* DATA FOR THE TASK *
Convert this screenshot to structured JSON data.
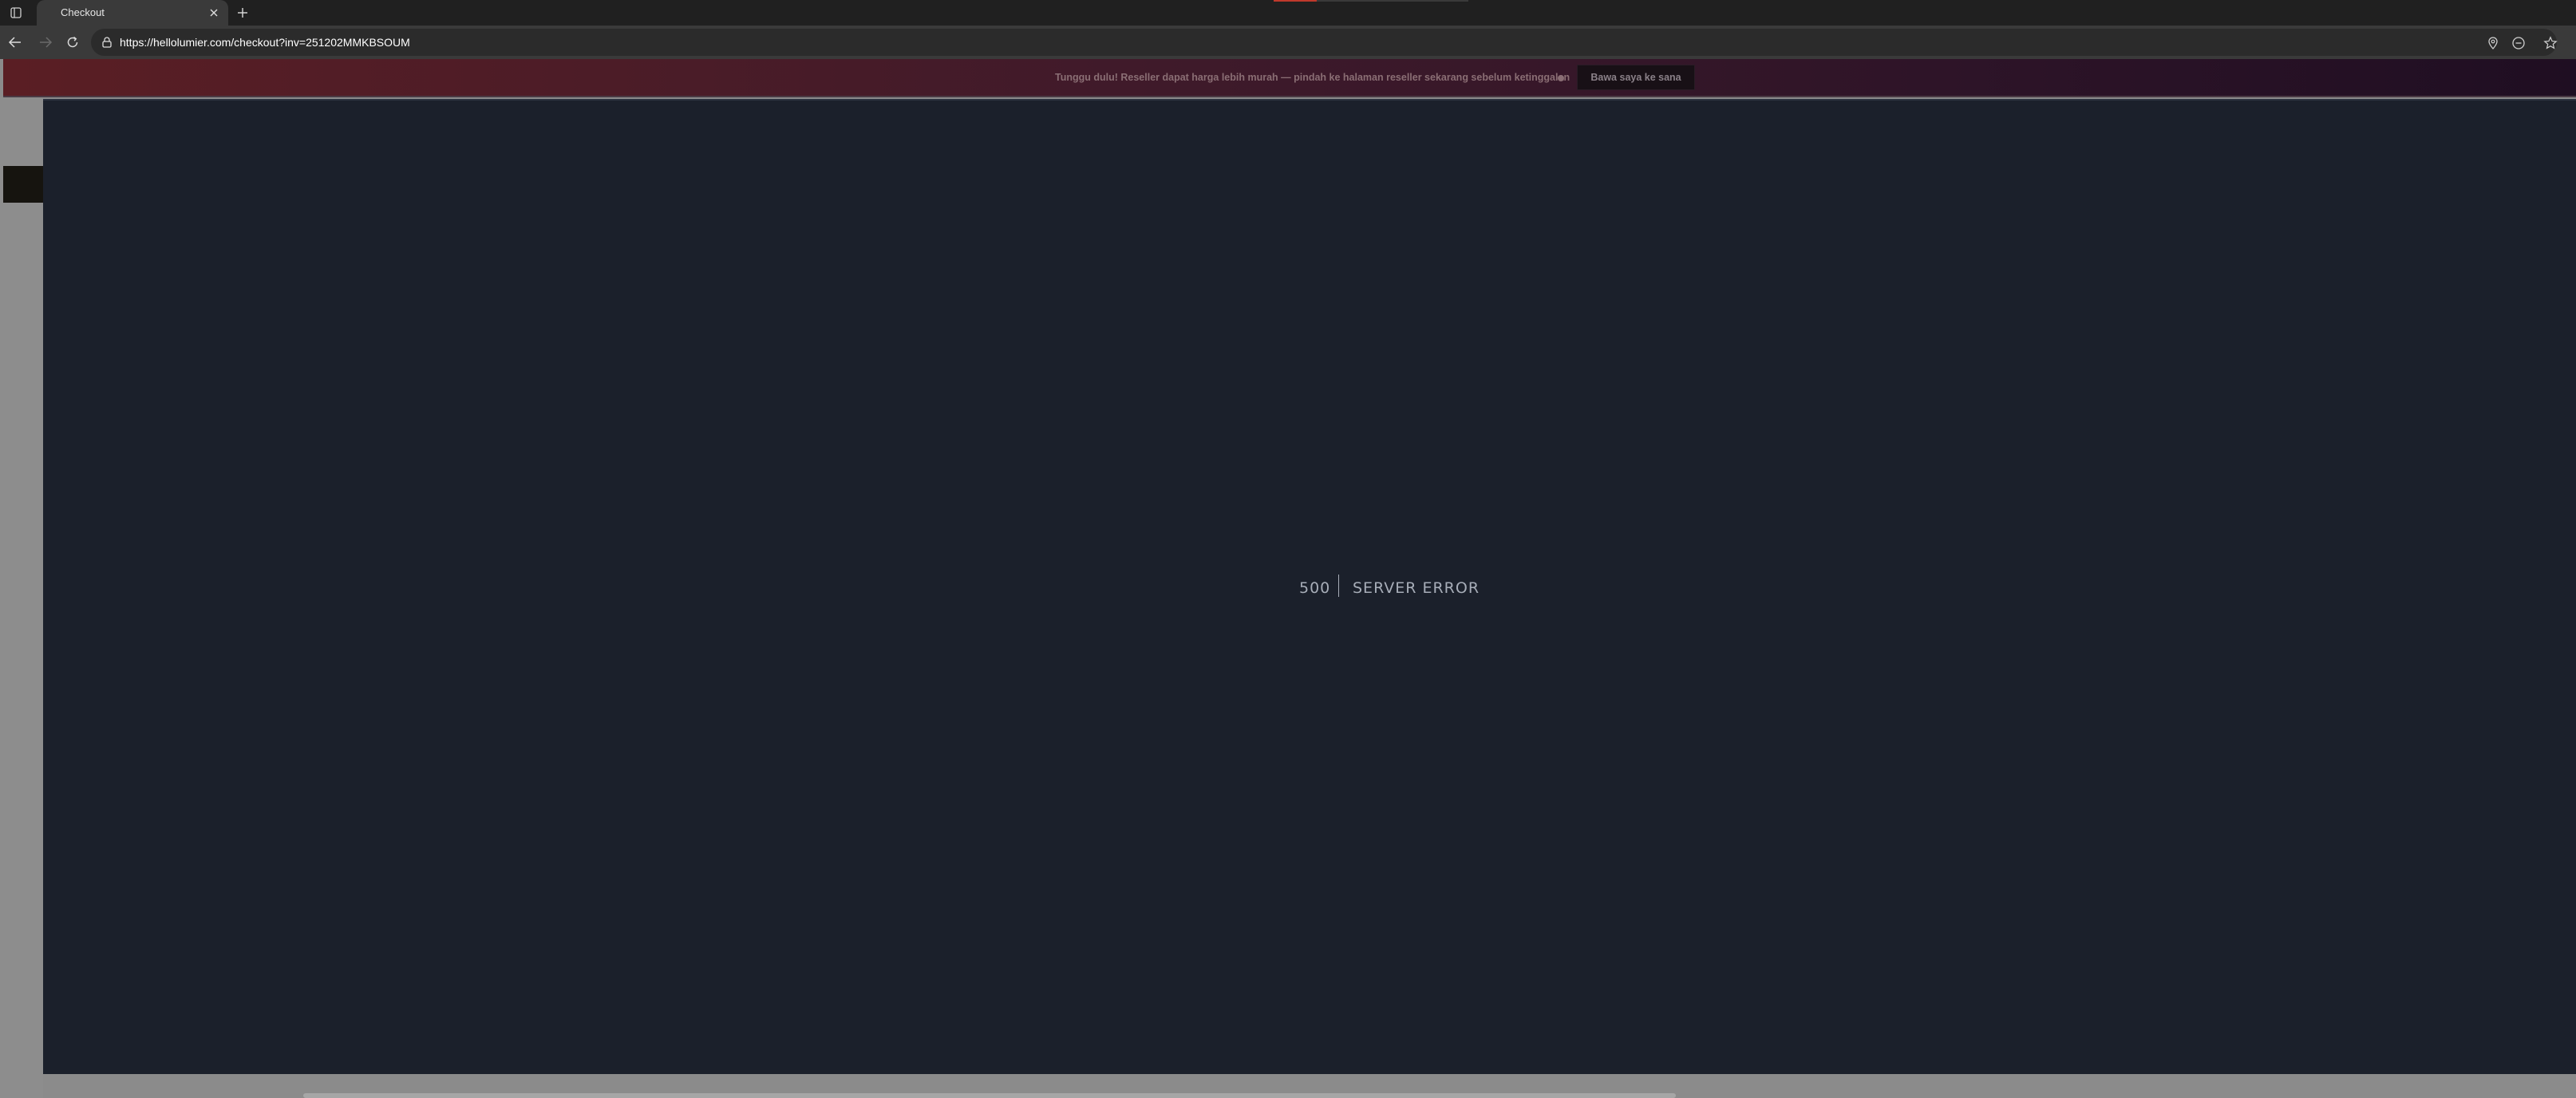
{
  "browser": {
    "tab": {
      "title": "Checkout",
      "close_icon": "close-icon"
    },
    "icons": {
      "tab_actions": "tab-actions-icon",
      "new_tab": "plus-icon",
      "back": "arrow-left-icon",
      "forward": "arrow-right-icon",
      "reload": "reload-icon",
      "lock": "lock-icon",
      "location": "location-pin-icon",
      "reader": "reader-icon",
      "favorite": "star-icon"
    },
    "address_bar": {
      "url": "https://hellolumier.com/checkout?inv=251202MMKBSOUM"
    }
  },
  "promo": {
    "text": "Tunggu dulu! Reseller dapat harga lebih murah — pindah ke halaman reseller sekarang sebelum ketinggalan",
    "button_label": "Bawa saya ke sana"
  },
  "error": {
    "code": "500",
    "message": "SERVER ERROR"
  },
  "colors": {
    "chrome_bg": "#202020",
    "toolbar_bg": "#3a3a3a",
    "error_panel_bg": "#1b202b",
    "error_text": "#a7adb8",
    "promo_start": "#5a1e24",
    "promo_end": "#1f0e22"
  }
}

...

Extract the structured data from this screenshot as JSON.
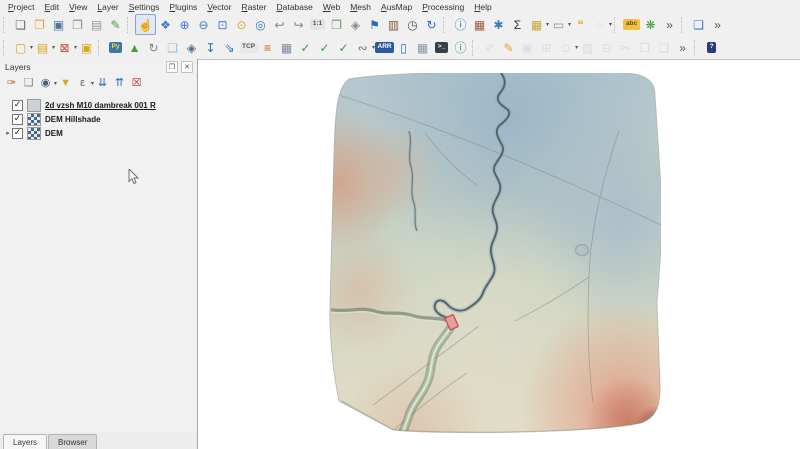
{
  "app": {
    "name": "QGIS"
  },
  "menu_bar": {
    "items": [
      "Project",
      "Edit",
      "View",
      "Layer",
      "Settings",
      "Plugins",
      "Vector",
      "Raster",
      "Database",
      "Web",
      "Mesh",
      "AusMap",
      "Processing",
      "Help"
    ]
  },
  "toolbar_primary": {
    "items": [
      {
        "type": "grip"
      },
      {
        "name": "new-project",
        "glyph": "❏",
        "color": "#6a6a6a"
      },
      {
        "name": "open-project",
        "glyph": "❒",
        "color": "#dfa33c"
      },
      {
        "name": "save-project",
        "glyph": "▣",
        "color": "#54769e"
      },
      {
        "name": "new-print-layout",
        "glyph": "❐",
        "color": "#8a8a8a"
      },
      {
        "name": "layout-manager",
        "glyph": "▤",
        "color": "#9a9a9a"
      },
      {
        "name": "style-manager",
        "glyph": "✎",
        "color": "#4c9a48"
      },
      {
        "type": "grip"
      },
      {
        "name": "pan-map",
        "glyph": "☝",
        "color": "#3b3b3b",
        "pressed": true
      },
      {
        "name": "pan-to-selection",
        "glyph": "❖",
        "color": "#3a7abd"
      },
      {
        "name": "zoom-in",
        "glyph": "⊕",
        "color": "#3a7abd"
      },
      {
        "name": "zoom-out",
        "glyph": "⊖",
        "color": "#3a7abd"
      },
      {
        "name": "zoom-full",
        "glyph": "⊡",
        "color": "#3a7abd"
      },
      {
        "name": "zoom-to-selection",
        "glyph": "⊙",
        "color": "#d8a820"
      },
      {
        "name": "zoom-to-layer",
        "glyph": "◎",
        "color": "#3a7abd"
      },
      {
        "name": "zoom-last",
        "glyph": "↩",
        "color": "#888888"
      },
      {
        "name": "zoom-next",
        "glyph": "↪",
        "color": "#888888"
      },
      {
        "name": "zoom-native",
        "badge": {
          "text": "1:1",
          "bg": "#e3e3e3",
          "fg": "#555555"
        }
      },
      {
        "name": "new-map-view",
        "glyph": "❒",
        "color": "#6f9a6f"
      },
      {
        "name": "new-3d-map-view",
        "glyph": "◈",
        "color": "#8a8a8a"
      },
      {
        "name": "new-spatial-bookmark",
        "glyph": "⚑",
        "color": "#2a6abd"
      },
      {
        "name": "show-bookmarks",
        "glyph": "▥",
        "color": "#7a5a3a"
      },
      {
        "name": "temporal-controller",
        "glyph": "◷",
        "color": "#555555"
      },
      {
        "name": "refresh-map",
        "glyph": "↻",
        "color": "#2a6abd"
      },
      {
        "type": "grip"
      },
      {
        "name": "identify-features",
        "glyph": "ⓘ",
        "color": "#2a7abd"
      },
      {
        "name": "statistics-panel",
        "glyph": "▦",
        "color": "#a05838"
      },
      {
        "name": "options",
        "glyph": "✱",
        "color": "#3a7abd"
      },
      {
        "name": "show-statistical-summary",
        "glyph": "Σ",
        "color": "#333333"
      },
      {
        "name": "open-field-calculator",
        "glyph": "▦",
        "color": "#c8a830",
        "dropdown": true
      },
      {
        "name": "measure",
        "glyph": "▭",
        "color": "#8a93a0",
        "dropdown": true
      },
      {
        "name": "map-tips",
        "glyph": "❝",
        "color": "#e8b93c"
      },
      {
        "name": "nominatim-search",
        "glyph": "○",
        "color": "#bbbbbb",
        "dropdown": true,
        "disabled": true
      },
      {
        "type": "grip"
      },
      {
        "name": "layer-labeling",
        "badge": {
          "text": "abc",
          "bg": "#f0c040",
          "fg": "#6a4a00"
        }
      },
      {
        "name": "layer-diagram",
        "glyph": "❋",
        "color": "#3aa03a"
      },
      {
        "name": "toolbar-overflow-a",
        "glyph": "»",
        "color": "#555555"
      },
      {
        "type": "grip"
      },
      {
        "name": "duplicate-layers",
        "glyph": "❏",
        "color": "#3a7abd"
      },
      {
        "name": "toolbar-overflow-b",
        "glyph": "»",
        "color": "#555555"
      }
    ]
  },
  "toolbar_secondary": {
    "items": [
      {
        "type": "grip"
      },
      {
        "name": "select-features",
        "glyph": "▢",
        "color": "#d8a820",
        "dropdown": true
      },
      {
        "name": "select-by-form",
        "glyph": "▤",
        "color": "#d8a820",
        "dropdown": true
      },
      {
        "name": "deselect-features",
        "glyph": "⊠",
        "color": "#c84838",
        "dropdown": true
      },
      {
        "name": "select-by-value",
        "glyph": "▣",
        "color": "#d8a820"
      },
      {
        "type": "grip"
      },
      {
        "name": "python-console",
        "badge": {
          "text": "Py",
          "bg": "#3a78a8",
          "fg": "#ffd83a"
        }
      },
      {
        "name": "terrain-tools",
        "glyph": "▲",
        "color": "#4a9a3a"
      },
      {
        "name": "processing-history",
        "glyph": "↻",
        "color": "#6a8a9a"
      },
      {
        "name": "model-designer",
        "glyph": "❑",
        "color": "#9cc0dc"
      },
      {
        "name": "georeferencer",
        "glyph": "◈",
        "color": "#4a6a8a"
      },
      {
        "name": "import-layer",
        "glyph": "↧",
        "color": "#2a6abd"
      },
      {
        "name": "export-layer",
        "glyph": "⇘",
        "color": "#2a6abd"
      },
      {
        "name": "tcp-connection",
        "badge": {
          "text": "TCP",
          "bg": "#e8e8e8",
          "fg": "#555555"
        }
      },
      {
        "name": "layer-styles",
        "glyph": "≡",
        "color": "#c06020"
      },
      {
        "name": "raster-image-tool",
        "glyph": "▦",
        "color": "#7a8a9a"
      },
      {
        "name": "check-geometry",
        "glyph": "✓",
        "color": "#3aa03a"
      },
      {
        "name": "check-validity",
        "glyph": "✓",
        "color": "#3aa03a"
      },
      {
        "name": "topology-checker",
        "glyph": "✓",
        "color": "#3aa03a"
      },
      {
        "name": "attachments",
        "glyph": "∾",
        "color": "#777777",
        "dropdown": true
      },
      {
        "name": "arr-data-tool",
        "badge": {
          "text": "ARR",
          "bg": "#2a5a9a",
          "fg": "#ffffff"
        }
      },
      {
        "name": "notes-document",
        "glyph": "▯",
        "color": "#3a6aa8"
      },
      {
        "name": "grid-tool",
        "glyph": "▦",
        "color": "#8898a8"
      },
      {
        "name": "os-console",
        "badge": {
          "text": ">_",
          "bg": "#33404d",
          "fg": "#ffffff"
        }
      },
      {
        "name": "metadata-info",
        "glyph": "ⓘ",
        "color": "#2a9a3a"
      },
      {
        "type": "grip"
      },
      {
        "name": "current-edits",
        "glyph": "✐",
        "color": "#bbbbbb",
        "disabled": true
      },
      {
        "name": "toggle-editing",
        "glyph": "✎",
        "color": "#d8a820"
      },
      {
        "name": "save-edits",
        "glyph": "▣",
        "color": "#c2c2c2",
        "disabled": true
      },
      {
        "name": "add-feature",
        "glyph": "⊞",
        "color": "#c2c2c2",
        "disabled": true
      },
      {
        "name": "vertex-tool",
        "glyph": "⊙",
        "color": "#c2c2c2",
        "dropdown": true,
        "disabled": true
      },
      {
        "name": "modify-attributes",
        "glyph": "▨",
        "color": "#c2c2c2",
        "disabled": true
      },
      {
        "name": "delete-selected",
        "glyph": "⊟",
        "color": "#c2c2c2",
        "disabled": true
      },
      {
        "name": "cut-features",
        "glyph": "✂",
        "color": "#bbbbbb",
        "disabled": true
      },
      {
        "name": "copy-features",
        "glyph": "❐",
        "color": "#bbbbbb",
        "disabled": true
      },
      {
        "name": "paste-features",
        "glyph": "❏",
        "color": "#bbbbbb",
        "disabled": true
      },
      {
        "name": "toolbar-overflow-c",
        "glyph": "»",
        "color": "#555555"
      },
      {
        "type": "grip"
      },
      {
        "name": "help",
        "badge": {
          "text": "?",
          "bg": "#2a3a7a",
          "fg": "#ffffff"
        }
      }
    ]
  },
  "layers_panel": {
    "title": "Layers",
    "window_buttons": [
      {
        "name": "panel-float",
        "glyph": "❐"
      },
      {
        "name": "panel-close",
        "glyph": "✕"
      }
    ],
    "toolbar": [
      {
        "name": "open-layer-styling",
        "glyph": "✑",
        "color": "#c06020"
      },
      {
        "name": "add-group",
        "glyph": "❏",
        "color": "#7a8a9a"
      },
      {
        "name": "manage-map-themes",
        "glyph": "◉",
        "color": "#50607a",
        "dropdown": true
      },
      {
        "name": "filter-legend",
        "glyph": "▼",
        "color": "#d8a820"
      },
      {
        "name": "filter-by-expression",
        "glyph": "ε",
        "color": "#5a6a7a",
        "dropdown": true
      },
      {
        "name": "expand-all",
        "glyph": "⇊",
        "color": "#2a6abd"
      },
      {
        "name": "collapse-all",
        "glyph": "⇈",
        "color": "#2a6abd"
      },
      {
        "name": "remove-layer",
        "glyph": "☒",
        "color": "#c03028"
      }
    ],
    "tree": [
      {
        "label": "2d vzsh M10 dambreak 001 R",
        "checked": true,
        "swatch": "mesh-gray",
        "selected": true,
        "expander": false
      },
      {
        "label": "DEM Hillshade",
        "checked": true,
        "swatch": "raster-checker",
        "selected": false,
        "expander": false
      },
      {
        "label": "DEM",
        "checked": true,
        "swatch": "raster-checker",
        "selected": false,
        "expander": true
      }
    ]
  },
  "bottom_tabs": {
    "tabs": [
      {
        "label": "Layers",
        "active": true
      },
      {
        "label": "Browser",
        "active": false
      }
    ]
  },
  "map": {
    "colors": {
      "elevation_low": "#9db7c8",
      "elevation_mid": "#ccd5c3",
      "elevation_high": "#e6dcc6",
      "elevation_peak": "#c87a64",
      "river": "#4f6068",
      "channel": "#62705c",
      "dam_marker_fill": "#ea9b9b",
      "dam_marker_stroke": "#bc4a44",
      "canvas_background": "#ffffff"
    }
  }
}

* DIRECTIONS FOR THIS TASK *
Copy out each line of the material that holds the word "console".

* SOLVED EXERCISE *
        "name": "python-console",
        "name": "os-console",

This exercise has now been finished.